If your doctor asked you if you could identify the risks for stroke, would you know the answer – or nod politely and say, well, why don’t you tell me!
But the truth is, you should become familiar with the risk factors, especially if you’re female.
Over 400,000 American women suffer from stroke every year. Some people may be surprised to hear that this number is about 55,000 more than men. Recent surveys suggest that a significant number of women don’t know the primary symptoms of stroke or the fact that prevention of stroke is not “one-size-fits-all.”
Medical advances over the last several decades have decreased the cases of stroke; however, it’s still the fourth-leading cause of death for Americans and 60 percent of strokes occur in women.
For the first time, specific stroke-prevention guidelines for women have been established, thanks to the American Heart Association, the American Stroke Association, with the help of an expert from the University of Alabama at Birmingham.
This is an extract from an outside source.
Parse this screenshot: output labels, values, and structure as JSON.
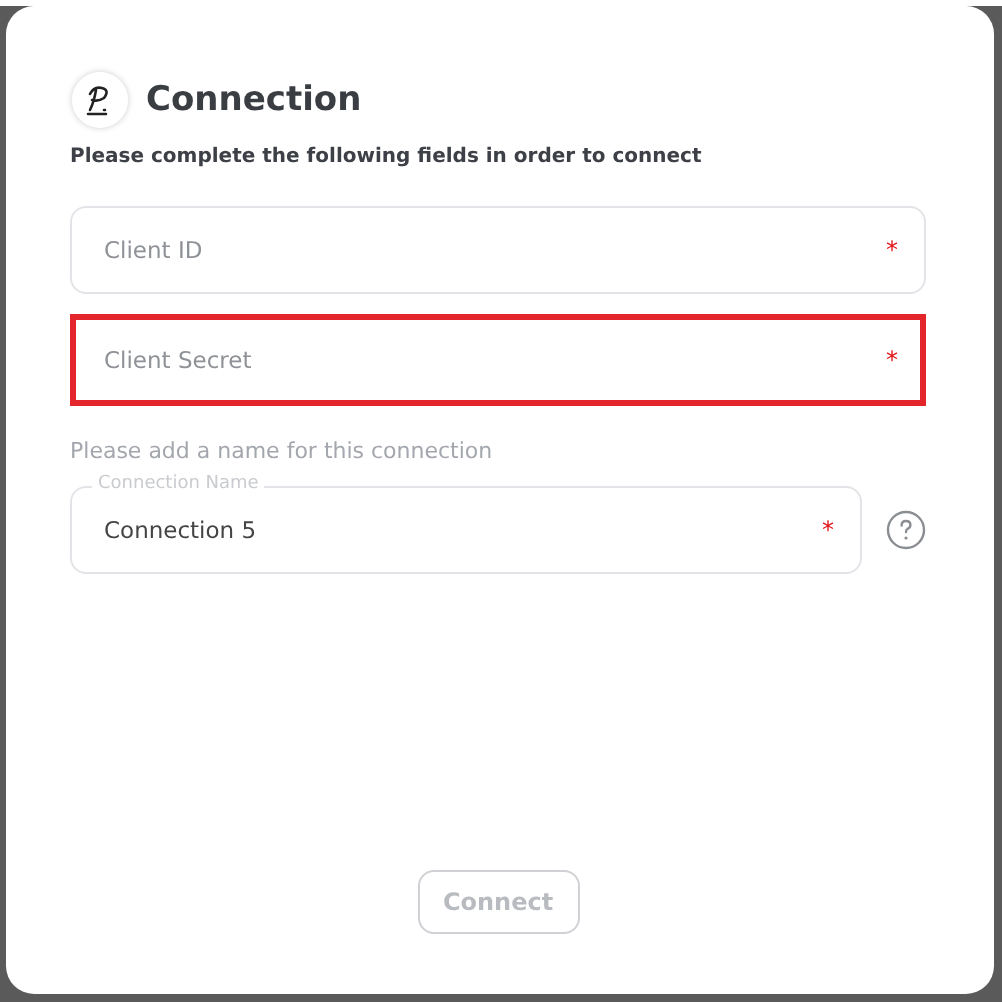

Men and women are different physiologically, so prevention tips need to be designed with women in mind, beginning in the child-bearing years.
The common risk factors that we hear about when it comes to stroke are the same for both men and women, including:
So how do men and women really differ in stroke risk? Scientists say pregnancy, childbirth and hormones all play a major role. Problems from stroke are rare during pregnancy, but experts say this is when the first signs of vascular disease can appear. Studies show that women who have eclampsia and preeclampsia – conditions marked by high blood pressure – during pregnancy are twice as likely to have a stroke later in life.
Other concerns unique to women and risk of stroke include:
When a blood vessel that carries oxygen and nutrients to the brain is either blocked by a clot or it bursts, oxygen can’t reach the brain, causing a stroke. The end result is that brain cells die. Those who survive can be left with a long list of debilitating after-effects.
Women, too, have a longer lifespan than men, so their lifetime risk is higher. Later in life, the risk increases because of additional risk factors at work, such as obesity and high blood pressure. Because of age, women, more than men, often have more challenging recovery from stroke, their quality of life decreases and they end up in long-term care residences.
Based on scientific investigation, including study of all risk factors, the Guidelines for Prevention of Stroke in Women in distribution throughout the medical community, suggests the following:
With emphasis on early prevention, women can build on the strategies to prevent stroke and live healthy and strong in their golden years!